*Required work*:
Go through the data and tally the lines that hold the string "JSON". Reply with the total alone.

== Dataset extract

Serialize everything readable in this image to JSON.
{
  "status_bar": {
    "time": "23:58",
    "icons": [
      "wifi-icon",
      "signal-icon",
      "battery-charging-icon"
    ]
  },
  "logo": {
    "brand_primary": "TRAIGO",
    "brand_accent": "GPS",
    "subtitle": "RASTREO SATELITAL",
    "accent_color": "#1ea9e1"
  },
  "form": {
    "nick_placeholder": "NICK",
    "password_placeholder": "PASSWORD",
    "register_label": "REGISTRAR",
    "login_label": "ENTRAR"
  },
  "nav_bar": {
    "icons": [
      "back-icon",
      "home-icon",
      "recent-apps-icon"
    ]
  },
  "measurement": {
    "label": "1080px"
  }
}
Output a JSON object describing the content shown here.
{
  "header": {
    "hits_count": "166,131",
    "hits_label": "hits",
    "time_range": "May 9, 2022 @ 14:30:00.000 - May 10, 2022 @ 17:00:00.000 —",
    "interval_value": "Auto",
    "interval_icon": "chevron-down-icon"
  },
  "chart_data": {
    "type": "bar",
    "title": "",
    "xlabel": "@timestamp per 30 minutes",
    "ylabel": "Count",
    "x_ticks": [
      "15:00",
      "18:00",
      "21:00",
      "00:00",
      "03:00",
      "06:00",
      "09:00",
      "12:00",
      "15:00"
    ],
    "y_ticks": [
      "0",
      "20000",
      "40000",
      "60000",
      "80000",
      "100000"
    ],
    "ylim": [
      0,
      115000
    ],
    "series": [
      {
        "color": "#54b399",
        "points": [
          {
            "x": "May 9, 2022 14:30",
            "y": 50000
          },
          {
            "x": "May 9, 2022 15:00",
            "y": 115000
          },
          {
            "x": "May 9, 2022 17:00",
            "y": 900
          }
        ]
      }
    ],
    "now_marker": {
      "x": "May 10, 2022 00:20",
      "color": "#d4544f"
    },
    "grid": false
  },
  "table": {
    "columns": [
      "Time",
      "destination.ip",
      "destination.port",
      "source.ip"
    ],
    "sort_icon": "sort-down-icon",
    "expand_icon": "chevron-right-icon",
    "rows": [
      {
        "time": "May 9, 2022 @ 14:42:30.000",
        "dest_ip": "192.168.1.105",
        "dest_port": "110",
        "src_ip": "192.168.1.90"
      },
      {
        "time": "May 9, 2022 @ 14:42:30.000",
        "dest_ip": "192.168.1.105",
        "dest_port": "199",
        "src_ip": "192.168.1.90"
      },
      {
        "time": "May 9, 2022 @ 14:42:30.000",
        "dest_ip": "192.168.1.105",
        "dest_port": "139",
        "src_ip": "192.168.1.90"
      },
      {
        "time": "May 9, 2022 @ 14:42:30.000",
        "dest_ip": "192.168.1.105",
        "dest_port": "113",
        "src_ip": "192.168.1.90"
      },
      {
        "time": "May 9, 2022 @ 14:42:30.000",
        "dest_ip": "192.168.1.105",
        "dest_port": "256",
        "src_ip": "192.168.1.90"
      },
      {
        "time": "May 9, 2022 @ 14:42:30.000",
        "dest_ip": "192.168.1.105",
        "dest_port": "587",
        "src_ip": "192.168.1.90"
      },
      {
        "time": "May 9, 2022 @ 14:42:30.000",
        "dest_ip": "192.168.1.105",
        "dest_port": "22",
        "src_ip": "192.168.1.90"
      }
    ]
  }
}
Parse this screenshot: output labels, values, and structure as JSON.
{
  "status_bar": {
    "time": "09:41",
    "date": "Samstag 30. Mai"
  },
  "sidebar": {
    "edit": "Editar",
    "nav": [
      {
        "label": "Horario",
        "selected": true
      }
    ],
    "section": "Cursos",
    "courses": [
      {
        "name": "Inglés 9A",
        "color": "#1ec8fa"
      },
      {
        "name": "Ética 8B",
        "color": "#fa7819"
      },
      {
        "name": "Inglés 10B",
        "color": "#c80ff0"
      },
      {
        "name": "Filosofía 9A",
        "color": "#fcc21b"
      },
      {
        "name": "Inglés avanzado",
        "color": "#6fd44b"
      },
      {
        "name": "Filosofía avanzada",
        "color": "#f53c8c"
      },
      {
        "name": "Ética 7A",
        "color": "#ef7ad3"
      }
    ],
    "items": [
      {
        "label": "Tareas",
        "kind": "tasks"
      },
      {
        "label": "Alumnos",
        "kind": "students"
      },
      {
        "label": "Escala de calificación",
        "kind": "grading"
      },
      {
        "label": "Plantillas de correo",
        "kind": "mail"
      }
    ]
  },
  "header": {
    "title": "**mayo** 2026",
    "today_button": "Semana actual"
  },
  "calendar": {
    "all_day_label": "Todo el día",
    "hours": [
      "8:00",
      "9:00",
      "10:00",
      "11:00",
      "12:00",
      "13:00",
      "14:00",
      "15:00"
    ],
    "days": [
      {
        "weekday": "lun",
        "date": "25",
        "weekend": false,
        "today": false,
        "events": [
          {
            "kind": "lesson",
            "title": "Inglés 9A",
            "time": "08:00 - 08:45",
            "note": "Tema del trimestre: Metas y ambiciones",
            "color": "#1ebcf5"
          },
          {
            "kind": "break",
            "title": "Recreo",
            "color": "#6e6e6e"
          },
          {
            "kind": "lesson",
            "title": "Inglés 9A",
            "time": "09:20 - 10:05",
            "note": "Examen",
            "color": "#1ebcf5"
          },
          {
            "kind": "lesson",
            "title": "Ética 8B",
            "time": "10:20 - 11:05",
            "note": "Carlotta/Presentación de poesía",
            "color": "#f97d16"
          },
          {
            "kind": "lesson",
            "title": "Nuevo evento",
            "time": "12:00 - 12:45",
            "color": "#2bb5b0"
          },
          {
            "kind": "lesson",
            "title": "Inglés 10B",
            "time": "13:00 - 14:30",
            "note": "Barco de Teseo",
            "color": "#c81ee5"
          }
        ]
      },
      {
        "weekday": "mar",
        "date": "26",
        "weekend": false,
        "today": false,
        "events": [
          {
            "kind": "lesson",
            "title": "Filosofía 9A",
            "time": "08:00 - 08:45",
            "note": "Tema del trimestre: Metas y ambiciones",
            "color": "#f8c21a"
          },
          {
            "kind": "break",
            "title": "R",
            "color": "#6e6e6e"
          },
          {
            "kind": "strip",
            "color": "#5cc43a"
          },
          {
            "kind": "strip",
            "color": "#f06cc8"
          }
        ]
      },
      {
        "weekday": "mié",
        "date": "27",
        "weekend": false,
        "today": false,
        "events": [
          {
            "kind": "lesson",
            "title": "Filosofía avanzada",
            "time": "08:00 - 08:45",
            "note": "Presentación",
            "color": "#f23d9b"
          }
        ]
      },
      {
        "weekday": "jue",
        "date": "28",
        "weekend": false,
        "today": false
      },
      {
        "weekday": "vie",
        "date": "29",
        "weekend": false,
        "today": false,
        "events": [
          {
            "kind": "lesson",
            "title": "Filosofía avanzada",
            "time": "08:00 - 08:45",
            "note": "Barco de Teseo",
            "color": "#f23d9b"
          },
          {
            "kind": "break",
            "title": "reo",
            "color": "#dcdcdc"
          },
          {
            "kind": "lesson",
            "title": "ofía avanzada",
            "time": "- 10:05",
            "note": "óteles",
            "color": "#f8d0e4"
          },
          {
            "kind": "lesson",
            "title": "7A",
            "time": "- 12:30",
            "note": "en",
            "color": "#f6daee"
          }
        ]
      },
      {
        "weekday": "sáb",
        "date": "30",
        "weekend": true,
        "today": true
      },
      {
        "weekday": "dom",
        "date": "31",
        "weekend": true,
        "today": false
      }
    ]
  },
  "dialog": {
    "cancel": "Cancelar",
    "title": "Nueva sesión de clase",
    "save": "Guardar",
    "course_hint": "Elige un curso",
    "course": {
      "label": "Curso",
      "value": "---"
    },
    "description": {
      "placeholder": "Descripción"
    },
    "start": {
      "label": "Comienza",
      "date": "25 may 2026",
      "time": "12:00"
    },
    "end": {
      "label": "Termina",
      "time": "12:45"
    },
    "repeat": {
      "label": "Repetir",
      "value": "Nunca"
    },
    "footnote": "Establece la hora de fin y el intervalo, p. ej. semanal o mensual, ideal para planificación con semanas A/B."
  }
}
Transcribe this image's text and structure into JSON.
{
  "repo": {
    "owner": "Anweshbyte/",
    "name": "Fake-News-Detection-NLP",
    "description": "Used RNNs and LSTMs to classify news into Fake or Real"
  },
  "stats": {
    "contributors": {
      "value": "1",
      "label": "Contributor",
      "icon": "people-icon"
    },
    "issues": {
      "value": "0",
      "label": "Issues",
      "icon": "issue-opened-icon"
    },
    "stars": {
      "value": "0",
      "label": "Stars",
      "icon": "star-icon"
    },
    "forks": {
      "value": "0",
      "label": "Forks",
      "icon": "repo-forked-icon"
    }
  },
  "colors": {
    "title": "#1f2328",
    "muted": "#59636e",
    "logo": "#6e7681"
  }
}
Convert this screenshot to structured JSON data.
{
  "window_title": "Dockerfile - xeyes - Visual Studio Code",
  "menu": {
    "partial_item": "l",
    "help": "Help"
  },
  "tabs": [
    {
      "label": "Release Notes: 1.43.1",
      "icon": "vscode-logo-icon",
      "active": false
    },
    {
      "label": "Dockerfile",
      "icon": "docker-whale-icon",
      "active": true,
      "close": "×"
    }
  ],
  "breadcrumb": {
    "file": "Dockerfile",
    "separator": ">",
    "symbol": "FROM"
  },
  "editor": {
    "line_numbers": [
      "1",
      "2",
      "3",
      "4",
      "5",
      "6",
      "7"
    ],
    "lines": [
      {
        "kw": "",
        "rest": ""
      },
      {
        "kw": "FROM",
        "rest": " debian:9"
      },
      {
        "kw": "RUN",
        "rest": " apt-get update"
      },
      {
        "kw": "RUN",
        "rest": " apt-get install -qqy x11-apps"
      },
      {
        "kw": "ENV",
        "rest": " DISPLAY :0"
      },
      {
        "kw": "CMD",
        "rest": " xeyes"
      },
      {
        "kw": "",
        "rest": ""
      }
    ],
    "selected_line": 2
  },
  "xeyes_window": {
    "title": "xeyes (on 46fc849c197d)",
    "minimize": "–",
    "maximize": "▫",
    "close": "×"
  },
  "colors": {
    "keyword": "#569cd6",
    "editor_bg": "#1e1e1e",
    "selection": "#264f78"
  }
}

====

*Exercise answer*:
5